What it means for us
We are pretty flexible in where we can work from. So when we considered where we would go this year we considered places that we’d like to discover more of (both Prague and Bangkok fit that bill) as well as costs. We don’t know how long we can live our current lifestyle so we decided to play it safe by going to places that wouldn’t be too hard on the budget. Places where we could save money while we are still working.
People had told us that Prague would be cheap. We didn’t realize how cheap before spending time there. We also didn’t realize how much we would end up enjoying Europe. It’s opened our eyes and we’re now considering spending more time there next year. How to spend more than 90 days in Europe? Nomadic Matt covered it well in this post. There are several ways but in our case we would do it by dividing our time between some of the Schengen countries (like the Czech Republic) and some of the Non-Schengen countries of the Balkans and Eastern Europe (like Croatia, Montenegro, Macedonia, Bosnia & Herzegovina, Serbia, Romania, Bulgaria).
As much as Prague was a pleasant surprise, Bangkok was a surprise in the negative sense. Someone pointed out to me that Thailand gets about double the tourist numbers that it did back in 2008 (the last time we were here). I checked the numbers and he’s right: there were 14.5 million arrivals back in 2008, 26.5 million in 2013. A taxi driver told us that prices have skyrocketed in the capital and surrounding area and blamed it on the tourists and expats. The numbers support his theory. Other cities haven’t felt the economic impact of the growth in tourism though. It’ll be interesting to see the costs of living in Nong Khai.
Costs are not the be all and end all when choosing a place to settle down for a while. There are so many other things to consider. But knowing your costs is a good thing and can open your mind up to certain places you hadn’t previously considered. It can also lead to the realization that other places, places that you previously thought as ‘cheap’, may not be that inexpensive after all.

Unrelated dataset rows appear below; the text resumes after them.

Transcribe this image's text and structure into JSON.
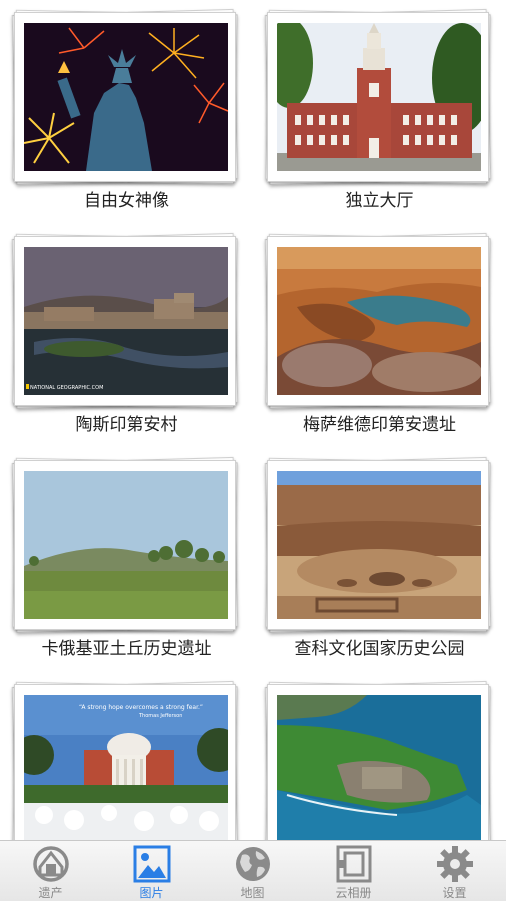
{
  "gallery": {
    "items": [
      {
        "title": "自由女神像"
      },
      {
        "title": "独立大厅"
      },
      {
        "title": "陶斯印第安村"
      },
      {
        "title": "梅萨维德印第安遗址"
      },
      {
        "title": "卡俄基亚土丘历史遗址"
      },
      {
        "title": "查科文化国家历史公园"
      },
      {
        "title": ""
      },
      {
        "title": ""
      }
    ],
    "photo_watermark": "NATIONAL GEOGRAPHIC.COM",
    "photo_quote": "“A strong hope overcomes a strong fear.”",
    "photo_quote_author": "Thomas Jefferson"
  },
  "tabbar": {
    "tabs": [
      {
        "label": "遗产",
        "icon": "heritage-logo-icon",
        "active": false
      },
      {
        "label": "图片",
        "icon": "picture-icon",
        "active": true
      },
      {
        "label": "地图",
        "icon": "globe-icon",
        "active": false
      },
      {
        "label": "云相册",
        "icon": "cloud-album-icon",
        "active": false
      },
      {
        "label": "设置",
        "icon": "gear-icon",
        "active": false
      }
    ],
    "active_color": "#2a7ee5",
    "inactive_color": "#8a8a8a"
  }
}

Appreciate all feedback, including any tips/recommendations for apartment rentals aimed at slow travellers in any of the above cities. Are you surprised by the costs above? Are you an expat in Thailand? I’d love to hear your views. For other travellers – what are your favorite good-value destinations? Would like to get some recommendations.